Neonatal Neurology and Neonatal Neurocritical Care at Children's National
The Neonatal Neurology and Neurocritical Care Program at Children’s National is the only one of its kind in the mid-Atlantic region and a leader in advancing neurologic care to some of the most critically ill newborns. There are only about a dozen or so similar programs in the nation and Children's National has the Washington, D.C., metropolitan region’s only Level IV Neonatal Intensive Care Unit (NICU).
Our program consists of a multi-disciplinary team of neonatal neurologists/neurointensivists, neonatologists, pediatric epileptologists, pediatric neuroradiologists, pediatric neurosurgeons and physiatrists as well as prenatal neurologists and prenatal pediatrics specialists.
"We are one of only a handful of programs nationally that have neonatal neurologists working in the NICU in both clinical and research capacities," said Billie Short, M.D., Chief of the Division of Neonatology. "Our goal is to provide the latest treatments while also developing experimental therapies that we can move from the bench to the bedside, allowing us to significantly improve neonatal and pediatric neurological outcomes."
Specialized Care for Our Youngest Patients
Evaluation and management of neonatal issues include:
- Brain injury
- Cerebral dysgenesis and malformations
- Hypoxic ischemic encephalopathy (HIE)
- Neonatal encephalopathy
- Neurogenetic disorders
- Neuromuscular disorders
- Perinatal stroke
Clinical Training and Other Learning Opportunities
Our training programs offer top-notch medical education and experience complementing our commitment to excellence. Residents and Fellows participate in a rigorous curriculum providing many research, conference and learning opportunities such as our Child Neurology Fellowship and our Prenatal Neurology Research Fellowship Program headed by Adré J. du Plessis, MBChB, Director of the Prenatal Pediatrics Institute at Children's National.
Choosing a NICU Matters

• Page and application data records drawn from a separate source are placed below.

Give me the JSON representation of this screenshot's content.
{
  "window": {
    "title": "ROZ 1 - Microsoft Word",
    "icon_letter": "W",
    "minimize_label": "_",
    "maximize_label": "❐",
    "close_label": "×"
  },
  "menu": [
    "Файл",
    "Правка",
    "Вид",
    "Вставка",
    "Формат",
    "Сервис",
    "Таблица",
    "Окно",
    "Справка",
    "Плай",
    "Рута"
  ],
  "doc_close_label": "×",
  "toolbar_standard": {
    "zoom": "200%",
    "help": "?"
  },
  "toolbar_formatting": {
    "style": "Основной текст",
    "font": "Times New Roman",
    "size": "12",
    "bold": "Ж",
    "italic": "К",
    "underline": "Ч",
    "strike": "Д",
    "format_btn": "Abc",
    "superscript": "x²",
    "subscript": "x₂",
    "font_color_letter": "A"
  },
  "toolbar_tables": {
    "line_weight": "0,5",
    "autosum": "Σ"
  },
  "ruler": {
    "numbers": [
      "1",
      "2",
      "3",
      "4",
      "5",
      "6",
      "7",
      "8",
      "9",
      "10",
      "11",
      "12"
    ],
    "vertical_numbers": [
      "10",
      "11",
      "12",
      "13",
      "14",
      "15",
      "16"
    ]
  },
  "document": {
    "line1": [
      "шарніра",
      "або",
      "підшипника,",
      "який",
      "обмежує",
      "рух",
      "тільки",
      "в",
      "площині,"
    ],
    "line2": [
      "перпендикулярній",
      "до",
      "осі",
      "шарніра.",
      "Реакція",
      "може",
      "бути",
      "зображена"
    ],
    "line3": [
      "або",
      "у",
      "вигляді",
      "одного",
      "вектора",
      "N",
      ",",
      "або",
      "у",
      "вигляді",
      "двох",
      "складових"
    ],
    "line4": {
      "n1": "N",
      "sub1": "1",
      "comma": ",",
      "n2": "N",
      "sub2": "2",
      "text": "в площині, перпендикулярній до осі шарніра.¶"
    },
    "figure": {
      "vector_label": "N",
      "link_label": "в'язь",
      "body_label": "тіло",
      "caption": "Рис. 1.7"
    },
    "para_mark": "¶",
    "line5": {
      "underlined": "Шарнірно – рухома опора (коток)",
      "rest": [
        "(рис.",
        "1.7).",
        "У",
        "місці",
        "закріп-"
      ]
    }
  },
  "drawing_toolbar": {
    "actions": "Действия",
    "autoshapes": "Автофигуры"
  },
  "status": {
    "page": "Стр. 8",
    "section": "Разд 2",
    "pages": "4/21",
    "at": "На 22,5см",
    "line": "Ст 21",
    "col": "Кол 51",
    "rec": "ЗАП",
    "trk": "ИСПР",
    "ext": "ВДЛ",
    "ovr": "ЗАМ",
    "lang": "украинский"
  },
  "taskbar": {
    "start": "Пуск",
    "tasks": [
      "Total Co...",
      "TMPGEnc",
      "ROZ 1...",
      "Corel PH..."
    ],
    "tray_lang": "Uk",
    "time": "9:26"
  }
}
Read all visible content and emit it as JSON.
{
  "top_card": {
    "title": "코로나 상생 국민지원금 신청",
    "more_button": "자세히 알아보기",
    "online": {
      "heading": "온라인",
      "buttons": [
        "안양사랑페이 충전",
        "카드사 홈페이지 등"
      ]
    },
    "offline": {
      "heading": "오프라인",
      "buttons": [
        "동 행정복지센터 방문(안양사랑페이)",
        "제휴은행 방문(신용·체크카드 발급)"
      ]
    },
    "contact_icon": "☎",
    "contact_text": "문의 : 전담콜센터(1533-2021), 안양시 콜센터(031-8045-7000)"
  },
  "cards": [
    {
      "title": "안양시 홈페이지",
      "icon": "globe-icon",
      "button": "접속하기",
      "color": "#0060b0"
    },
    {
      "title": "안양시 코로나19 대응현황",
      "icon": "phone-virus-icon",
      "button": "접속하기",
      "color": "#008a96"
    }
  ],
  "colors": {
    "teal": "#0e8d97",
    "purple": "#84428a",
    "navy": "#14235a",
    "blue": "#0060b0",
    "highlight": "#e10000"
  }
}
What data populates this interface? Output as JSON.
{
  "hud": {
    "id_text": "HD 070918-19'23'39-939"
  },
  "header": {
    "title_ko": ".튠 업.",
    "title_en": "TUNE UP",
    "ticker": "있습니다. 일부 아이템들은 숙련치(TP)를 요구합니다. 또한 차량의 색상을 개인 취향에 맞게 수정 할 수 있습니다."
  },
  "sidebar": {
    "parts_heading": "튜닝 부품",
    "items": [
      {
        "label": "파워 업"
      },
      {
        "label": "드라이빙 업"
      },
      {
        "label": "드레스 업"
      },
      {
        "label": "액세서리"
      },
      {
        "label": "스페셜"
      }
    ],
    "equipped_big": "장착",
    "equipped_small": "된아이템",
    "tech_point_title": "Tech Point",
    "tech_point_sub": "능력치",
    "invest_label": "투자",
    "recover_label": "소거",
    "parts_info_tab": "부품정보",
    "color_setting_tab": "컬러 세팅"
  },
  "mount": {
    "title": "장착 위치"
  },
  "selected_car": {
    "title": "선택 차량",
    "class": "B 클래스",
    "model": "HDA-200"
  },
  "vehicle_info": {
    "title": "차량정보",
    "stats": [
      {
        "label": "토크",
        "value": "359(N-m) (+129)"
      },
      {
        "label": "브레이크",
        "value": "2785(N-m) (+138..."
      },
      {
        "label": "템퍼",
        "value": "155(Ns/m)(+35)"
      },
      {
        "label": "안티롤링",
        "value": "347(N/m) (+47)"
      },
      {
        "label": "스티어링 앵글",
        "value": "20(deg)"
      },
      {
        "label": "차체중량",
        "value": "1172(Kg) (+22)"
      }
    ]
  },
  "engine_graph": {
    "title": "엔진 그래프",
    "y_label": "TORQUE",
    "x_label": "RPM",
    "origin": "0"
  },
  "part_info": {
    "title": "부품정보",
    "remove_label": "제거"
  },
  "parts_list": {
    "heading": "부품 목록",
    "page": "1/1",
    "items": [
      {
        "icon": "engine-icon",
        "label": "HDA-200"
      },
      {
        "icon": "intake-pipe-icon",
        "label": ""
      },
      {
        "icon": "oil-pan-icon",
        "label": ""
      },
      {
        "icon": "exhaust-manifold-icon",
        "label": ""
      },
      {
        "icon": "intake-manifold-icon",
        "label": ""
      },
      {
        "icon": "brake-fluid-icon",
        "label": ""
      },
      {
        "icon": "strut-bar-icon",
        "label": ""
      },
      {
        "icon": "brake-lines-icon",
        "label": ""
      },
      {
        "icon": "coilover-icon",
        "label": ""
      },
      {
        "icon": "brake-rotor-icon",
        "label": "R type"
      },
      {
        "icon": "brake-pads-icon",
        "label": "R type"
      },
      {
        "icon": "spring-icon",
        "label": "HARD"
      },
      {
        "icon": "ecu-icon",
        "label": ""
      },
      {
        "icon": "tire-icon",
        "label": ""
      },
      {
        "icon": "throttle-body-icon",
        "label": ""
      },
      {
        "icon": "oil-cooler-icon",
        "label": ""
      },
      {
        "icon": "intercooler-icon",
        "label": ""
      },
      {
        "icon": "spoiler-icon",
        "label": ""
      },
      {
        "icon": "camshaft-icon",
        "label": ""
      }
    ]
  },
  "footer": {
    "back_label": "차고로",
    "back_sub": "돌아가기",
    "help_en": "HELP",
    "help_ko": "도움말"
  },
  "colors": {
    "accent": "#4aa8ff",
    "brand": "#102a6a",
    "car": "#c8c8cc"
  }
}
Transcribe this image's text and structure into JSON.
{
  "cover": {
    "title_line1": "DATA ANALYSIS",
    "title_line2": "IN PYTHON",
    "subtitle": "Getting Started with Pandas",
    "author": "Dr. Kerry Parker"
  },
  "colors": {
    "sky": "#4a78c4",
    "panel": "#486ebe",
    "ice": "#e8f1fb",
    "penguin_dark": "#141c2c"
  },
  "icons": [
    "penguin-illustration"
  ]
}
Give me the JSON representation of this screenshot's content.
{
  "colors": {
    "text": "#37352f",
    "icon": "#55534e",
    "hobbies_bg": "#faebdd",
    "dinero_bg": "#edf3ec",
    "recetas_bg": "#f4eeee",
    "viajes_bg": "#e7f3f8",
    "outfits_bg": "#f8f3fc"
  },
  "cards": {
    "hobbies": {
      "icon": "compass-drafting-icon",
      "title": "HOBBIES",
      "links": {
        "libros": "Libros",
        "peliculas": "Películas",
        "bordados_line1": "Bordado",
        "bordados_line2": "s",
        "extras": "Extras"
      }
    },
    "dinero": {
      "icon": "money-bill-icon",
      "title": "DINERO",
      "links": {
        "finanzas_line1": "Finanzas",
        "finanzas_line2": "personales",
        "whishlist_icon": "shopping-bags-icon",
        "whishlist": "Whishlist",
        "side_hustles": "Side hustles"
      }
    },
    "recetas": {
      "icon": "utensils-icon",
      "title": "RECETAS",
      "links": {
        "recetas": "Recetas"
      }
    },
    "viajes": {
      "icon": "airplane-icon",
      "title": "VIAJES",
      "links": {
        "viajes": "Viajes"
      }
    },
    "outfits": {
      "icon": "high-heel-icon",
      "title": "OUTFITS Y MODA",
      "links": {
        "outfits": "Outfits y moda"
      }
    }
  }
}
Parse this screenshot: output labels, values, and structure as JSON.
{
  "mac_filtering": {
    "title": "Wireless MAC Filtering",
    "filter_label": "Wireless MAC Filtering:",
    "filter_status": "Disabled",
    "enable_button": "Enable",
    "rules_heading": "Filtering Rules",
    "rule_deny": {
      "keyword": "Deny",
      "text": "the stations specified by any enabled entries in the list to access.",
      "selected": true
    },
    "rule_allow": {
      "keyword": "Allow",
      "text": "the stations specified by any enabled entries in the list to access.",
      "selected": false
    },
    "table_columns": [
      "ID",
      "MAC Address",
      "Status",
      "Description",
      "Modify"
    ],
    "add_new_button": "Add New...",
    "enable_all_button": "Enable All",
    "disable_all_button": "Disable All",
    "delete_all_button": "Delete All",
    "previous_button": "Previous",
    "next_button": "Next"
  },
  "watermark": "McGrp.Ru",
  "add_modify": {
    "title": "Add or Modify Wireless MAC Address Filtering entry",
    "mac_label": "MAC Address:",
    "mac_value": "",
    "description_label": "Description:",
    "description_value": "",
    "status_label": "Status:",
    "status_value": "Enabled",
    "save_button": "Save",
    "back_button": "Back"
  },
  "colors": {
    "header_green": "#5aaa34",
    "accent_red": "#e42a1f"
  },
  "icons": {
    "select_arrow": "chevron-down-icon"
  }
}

Most babies are born healthy. But occasionally, some newborns are premature or have health problems, and they need care in a neonatal intensive care unit (NICU). Learn more about why choosing a NICU matters.